Excess gas in the gut may occur for a number of reasons varying from overeating to gassy foods and bacterial overgrowth. The churning of gas with the liquid chyme within the gut, coupled with movement of gas pockets through the gut may contribute to a growling or rumbling noise. However, most of the upper gastrointestinal gas is not due to these causes but rather from excessive air swallowing (aerophagia). If this gas is increased substantially for any of the reasons mentioned above then the growling and rumbling will be louder.
This may be a result of certain process that give rise to osmotic or secretory diarrhea. Osmotic diarrhea is a result of solutes that cannot be absorbed within the gut as with lactose intolerance. Other food intolerances may produce a similar effect as may be seen with a substance like sorbitol that is used as a sugar replacement, particularly in sugar fee gum.
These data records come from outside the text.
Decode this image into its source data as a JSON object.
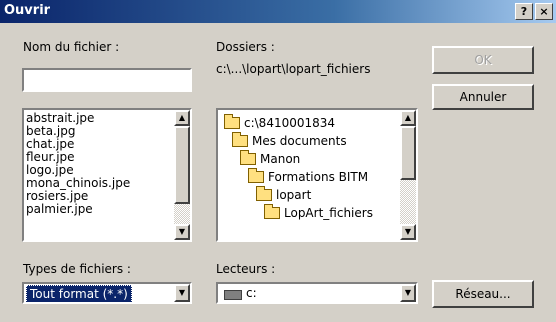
{
  "window": {
    "title": "Ouvrir",
    "help_label": "?",
    "close_label": "×"
  },
  "filename": {
    "label": "Nom du fichier :",
    "value": "",
    "files": [
      "abstrait.jpe",
      "beta.jpg",
      "chat.jpe",
      "fleur.jpe",
      "logo.jpe",
      "mona_chinois.jpe",
      "rosiers.jpe",
      "palmier.jpe"
    ]
  },
  "folders": {
    "label": "Dossiers :",
    "path": "c:\\...\\lopart\\lopart_fichiers",
    "items": [
      "c:\\8410001834",
      "Mes documents",
      "Manon",
      "Formations BITM",
      "lopart",
      "LopArt_fichiers"
    ]
  },
  "buttons": {
    "ok": "OK",
    "cancel": "Annuler",
    "network": "Réseau..."
  },
  "file_types": {
    "label": "Types de fichiers :",
    "value": "Tout format (*.*)"
  },
  "drives": {
    "label": "Lecteurs :",
    "value": "c:"
  }
}
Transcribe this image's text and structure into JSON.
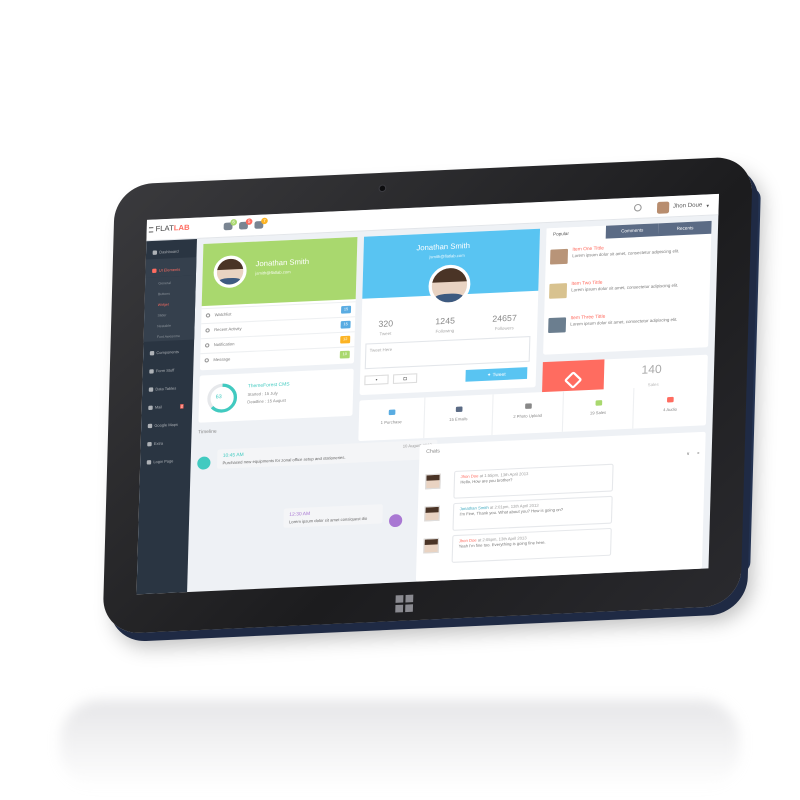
{
  "app": {
    "logo_part1": "FLAT",
    "logo_part2": "LAB",
    "user_name": "Jhon Doue"
  },
  "notifications": [
    {
      "icon": "tasks-icon",
      "count": "6",
      "color": "#a9d86e"
    },
    {
      "icon": "mail-icon",
      "count": "5",
      "color": "#ff6c60"
    },
    {
      "icon": "bell-icon",
      "count": "7",
      "color": "#fcb322"
    }
  ],
  "sidebar": {
    "items": [
      {
        "label": "Dashboard"
      },
      {
        "label": "UI Elements"
      },
      {
        "label": "Components"
      },
      {
        "label": "Form Stuff"
      },
      {
        "label": "Data Tables"
      },
      {
        "label": "Mail",
        "badge": "2"
      },
      {
        "label": "Google Maps"
      },
      {
        "label": "Extra"
      },
      {
        "label": "Login Page"
      }
    ],
    "sub_items": [
      "General",
      "Buttons",
      "Widget",
      "Slider",
      "Nestable",
      "Font Awesome"
    ]
  },
  "profile_card": {
    "name": "Jonathan Smith",
    "email": "jsmith@flatlab.com",
    "items": [
      {
        "label": "Watchlist",
        "count": "15",
        "color": "#59ace2"
      },
      {
        "label": "Recent Activity",
        "count": "15",
        "color": "#59ace2"
      },
      {
        "label": "Notification",
        "count": "12",
        "color": "#fcb322"
      },
      {
        "label": "Message",
        "count": "10",
        "color": "#a9d86e"
      }
    ]
  },
  "twitter_card": {
    "name": "Jonathan Smith",
    "email": "jsmith@flatlab.com",
    "stats": [
      {
        "value": "320",
        "label": "Tweet"
      },
      {
        "value": "1245",
        "label": "Following"
      },
      {
        "value": "24657",
        "label": "Followers"
      }
    ],
    "placeholder": "Tweet Here",
    "tweet_label": "Tweet"
  },
  "popular_card": {
    "tabs": [
      "Popular",
      "Comments",
      "Recents"
    ],
    "items": [
      {
        "title": "Item One Tittle",
        "text": "Lorem ipsum dolor sit amet, consectetur adipiscing elit."
      },
      {
        "title": "Item Two Tittle",
        "text": "Lorem ipsum dolor sit amet, consectetur adipiscing elit."
      },
      {
        "title": "Item Three Tittle",
        "text": "Lorem ipsum dolor sit amet, consectetur adipiscing elit."
      }
    ]
  },
  "sales_card": {
    "value": "140",
    "label": "Sales"
  },
  "progress_card": {
    "percent": "63",
    "fraction": 0.63,
    "title": "ThemeForest CMS",
    "started": "Started : 15 July",
    "deadline": "Deadline : 15 August"
  },
  "shortcuts": [
    {
      "label": "1 Purchase",
      "color": "#59ace2"
    },
    {
      "label": "15 Emails",
      "color": "#5b6b85"
    },
    {
      "label": "2 Photo Upload",
      "color": "#888"
    },
    {
      "label": "19 Sales",
      "color": "#a9d86e"
    },
    {
      "label": "4 Audio",
      "color": "#ff6c60"
    }
  ],
  "timeline": {
    "title": "Timeline",
    "events": [
      {
        "time": "10:45 AM",
        "date": "10 August 2013",
        "text": "Purchased new equipments for zonal office setup and stationeries."
      },
      {
        "time": "12:30 AM",
        "date": "",
        "text": "Lorem ipsum dolor sit amet consiquest dio"
      }
    ]
  },
  "chats": {
    "title": "Chats",
    "messages": [
      {
        "name": "Jhon Doe",
        "time": "at 1:55pm, 13th April 2013",
        "text": "Hello, How are you brother?"
      },
      {
        "name": "Jonathan Smith",
        "time": "at 2:01pm, 13th April 2013",
        "text": "I'm Fine, Thank you. What about you? How is going on?"
      },
      {
        "name": "Jhon Doe",
        "time": "at 2:05pm, 13th April 2013",
        "text": "Yeah I'm fine too. Everything is going fine here."
      }
    ]
  }
}
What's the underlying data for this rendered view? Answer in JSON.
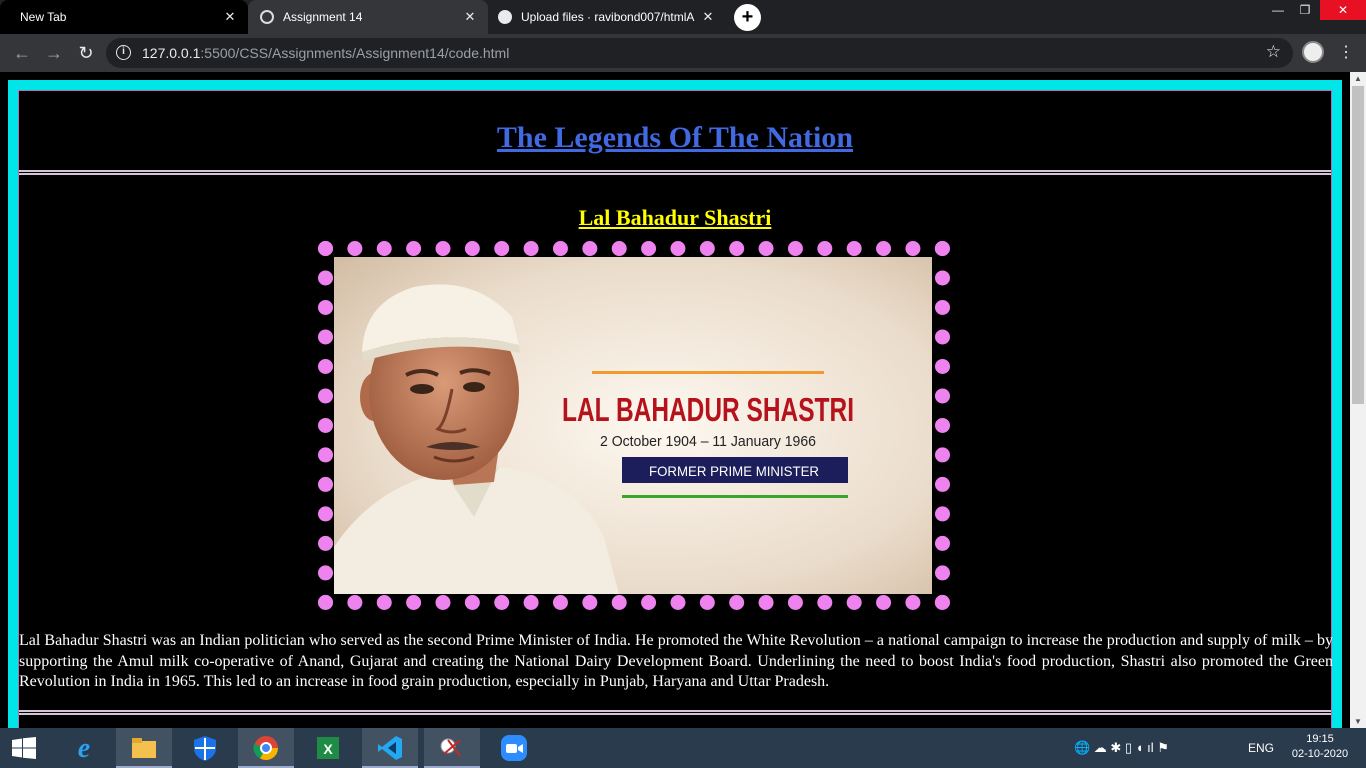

Secretory diarrhea arises due to water being passed into the lumen of the gut as is seen with bacterial toxins, certain secretagogues like diet chewing gum and so on. The excessive fluid will invariably lead to a loose, watery stool. Typically, gurgling sounds will be evident as hypermotility is often present as well and the rushing of large amounts of fluid is audible.
Malabsorption and Maldigestion
Both maldigestion and malabsorption will lead to excessive gas and/or fluid in the gut. These conditions affect the breakdown of food into simpler substances (maldigestion). It is often linked to problems with digestive enzymes, as is seen in lactose intolerance or pancreatic exocrine insufficiency. If these nutrients cannot be broken down then it cannot be absorbed.
Apart from food that is not broken down properly, absorptive problems may be due to conditions with the intestinal lining. This is often seen when the lining of the bowels are inflamed in diseases such as inflammatory bowel disease, infectious enterocolitis or celiac disease. Nutrients cannot cross the epithelial barrier due to the inflammation and therefore remain in the gut.
When these nutrients pass through the gut, it draws out fluid from the body and into the bowels. Therefore the fluid within the bowels increases. The residual nutrients are also consumed by the bacteria within the gut thereby increasing gas production. Lastly there is irritation of the bowels which leads to increased movement. The combination of the increased movement, increased gas and increased fluid results in louder growling and rumbling noises within the bowels.
Last updated on September 5, 2018.